> Directions for this task
Check every line in the records below for the word "window" and report how many have it, nothing more.

> Available data
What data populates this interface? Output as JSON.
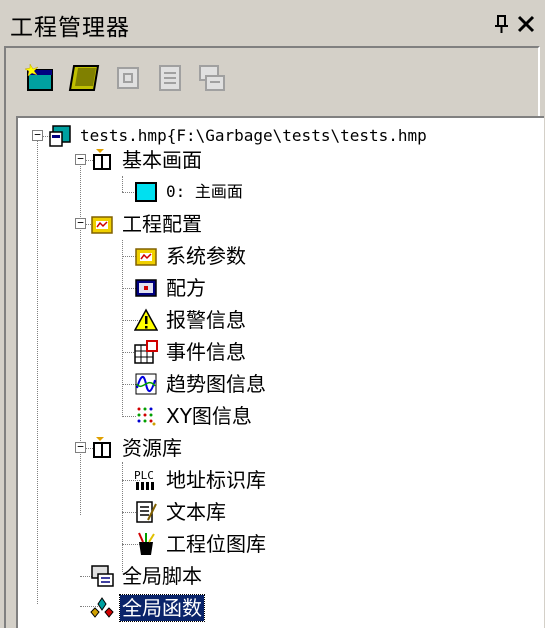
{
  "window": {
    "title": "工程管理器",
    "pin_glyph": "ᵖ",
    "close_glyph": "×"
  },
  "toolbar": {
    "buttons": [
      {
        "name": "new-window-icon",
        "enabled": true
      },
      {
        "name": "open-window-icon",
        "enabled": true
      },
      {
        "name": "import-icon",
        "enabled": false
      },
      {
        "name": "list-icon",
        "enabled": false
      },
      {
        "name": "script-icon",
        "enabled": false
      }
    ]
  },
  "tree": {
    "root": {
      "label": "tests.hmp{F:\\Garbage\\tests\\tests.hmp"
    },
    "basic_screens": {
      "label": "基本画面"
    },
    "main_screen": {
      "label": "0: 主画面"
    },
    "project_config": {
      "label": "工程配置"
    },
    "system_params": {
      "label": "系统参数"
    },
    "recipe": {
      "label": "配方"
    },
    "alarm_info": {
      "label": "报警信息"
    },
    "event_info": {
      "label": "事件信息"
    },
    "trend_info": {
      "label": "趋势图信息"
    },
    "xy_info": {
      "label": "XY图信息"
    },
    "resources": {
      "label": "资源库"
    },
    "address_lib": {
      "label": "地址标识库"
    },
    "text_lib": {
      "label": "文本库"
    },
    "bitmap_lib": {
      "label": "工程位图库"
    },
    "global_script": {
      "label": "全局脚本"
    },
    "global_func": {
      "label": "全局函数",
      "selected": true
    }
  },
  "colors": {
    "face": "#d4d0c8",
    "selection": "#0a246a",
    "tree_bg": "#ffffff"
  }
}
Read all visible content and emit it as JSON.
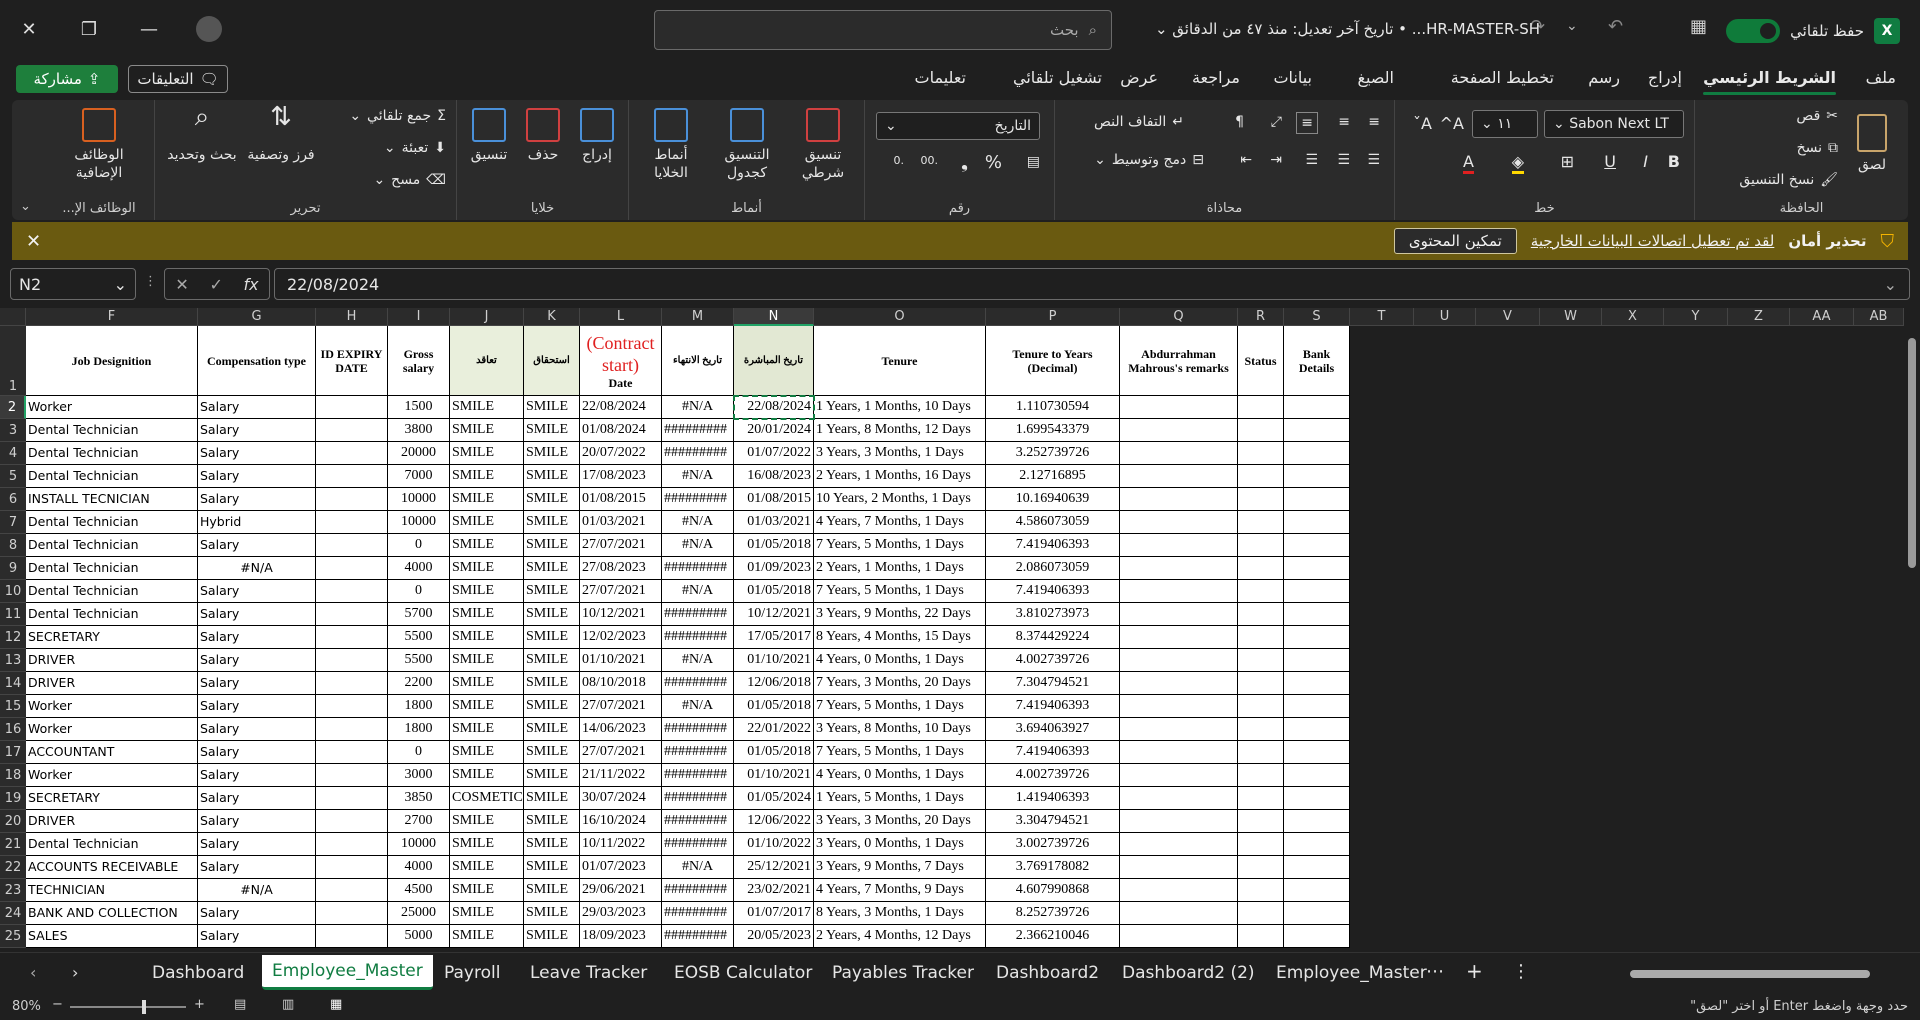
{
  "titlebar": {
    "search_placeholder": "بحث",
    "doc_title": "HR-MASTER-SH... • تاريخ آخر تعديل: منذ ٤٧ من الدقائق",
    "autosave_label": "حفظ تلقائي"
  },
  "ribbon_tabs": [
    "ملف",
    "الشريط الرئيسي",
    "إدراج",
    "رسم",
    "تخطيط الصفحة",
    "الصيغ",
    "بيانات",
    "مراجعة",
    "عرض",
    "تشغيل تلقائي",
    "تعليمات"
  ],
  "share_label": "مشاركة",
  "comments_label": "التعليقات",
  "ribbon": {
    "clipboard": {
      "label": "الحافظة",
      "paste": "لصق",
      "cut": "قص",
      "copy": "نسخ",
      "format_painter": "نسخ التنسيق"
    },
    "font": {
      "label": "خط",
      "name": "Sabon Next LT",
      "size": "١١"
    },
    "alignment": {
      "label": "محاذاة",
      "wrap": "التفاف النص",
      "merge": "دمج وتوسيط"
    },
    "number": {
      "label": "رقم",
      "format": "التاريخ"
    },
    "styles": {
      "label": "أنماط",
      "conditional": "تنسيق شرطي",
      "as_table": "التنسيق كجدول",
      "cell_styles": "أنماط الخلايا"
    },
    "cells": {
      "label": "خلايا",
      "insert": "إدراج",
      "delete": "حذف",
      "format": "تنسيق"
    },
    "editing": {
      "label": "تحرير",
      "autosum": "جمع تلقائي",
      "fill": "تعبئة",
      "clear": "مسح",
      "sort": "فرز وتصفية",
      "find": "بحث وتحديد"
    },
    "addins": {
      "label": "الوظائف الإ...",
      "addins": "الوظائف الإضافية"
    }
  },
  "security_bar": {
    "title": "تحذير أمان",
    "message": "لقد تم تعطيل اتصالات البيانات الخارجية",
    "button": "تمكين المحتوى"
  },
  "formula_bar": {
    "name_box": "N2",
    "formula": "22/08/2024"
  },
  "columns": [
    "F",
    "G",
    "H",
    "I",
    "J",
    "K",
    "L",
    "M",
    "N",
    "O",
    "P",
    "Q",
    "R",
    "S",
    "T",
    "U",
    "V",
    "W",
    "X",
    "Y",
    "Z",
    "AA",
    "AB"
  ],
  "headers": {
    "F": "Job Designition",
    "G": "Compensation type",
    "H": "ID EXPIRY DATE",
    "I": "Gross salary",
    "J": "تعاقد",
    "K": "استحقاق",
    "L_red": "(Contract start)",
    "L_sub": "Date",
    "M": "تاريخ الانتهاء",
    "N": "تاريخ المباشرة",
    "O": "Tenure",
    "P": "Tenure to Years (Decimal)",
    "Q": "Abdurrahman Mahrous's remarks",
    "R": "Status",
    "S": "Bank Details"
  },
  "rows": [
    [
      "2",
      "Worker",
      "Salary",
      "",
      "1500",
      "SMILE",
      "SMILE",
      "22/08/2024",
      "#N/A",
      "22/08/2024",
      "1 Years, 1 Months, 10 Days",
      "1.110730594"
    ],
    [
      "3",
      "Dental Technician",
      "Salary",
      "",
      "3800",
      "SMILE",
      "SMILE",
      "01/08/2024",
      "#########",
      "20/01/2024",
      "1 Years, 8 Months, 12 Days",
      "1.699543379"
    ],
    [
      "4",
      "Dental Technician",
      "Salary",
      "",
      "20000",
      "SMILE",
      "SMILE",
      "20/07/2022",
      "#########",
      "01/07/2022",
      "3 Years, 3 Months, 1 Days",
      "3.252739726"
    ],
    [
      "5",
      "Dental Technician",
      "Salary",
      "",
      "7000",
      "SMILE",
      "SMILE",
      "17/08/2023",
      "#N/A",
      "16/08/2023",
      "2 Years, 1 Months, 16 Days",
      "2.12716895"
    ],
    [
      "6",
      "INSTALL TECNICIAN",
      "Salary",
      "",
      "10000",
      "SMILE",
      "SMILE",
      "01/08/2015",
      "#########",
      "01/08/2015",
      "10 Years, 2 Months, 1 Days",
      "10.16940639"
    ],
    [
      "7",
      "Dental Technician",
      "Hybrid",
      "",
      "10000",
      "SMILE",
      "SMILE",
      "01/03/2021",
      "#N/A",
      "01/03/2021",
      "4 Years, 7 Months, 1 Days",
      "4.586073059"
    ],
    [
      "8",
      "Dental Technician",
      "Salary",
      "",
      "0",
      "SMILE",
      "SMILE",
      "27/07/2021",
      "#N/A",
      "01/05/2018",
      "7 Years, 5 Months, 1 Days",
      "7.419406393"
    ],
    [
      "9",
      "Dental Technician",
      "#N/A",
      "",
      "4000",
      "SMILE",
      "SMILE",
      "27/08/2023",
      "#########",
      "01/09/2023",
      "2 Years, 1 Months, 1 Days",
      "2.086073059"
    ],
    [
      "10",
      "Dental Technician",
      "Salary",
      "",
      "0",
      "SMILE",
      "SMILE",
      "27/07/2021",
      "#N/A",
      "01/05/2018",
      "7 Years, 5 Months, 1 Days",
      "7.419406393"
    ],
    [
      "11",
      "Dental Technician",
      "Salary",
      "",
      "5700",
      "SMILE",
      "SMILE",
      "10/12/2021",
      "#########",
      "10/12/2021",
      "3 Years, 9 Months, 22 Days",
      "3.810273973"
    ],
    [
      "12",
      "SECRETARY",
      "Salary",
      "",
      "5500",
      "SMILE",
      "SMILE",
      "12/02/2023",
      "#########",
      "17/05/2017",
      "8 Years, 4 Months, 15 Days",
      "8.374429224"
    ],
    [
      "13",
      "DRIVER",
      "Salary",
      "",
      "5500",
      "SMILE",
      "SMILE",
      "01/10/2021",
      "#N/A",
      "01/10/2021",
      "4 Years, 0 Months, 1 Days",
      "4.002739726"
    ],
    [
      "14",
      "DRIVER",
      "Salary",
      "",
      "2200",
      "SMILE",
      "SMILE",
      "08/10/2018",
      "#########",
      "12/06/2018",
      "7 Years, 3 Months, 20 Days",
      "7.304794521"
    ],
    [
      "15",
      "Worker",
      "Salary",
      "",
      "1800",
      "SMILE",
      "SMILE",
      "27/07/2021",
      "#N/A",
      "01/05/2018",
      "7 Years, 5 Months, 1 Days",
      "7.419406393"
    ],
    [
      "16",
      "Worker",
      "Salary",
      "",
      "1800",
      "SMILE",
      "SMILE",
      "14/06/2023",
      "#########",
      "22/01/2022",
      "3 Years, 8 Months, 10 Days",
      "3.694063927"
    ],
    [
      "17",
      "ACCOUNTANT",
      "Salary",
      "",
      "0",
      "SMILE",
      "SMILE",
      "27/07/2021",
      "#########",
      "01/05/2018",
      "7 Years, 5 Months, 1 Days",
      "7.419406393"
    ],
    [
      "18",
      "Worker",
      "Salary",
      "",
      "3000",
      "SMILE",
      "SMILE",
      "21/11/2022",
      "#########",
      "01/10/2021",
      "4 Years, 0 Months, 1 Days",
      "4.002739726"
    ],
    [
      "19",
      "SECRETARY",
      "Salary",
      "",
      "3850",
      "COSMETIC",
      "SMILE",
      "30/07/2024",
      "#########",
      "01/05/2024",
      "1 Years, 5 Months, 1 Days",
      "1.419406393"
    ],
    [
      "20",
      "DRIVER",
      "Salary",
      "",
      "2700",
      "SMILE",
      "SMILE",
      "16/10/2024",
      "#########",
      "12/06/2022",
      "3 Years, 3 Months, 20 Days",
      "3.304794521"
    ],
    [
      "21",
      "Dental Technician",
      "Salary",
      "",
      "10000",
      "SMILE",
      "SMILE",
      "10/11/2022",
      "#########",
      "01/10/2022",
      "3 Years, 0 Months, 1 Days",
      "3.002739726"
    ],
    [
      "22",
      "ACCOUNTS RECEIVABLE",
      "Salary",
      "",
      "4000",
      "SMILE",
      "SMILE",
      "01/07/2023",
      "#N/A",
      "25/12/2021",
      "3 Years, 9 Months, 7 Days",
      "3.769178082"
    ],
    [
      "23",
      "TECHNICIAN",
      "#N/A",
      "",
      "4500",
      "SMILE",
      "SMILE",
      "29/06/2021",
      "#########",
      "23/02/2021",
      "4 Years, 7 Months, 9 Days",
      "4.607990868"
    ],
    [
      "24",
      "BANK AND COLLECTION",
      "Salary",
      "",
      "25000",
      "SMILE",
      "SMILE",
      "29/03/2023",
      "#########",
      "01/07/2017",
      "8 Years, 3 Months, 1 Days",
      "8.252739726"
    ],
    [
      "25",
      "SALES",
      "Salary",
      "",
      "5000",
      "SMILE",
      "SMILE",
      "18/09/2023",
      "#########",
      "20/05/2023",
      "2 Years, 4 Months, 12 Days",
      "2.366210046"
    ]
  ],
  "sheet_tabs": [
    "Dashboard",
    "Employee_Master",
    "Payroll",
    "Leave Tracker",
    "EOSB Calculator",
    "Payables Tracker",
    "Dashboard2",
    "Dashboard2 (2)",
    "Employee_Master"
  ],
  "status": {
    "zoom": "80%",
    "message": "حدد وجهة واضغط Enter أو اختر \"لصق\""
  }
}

> Exercise solution
3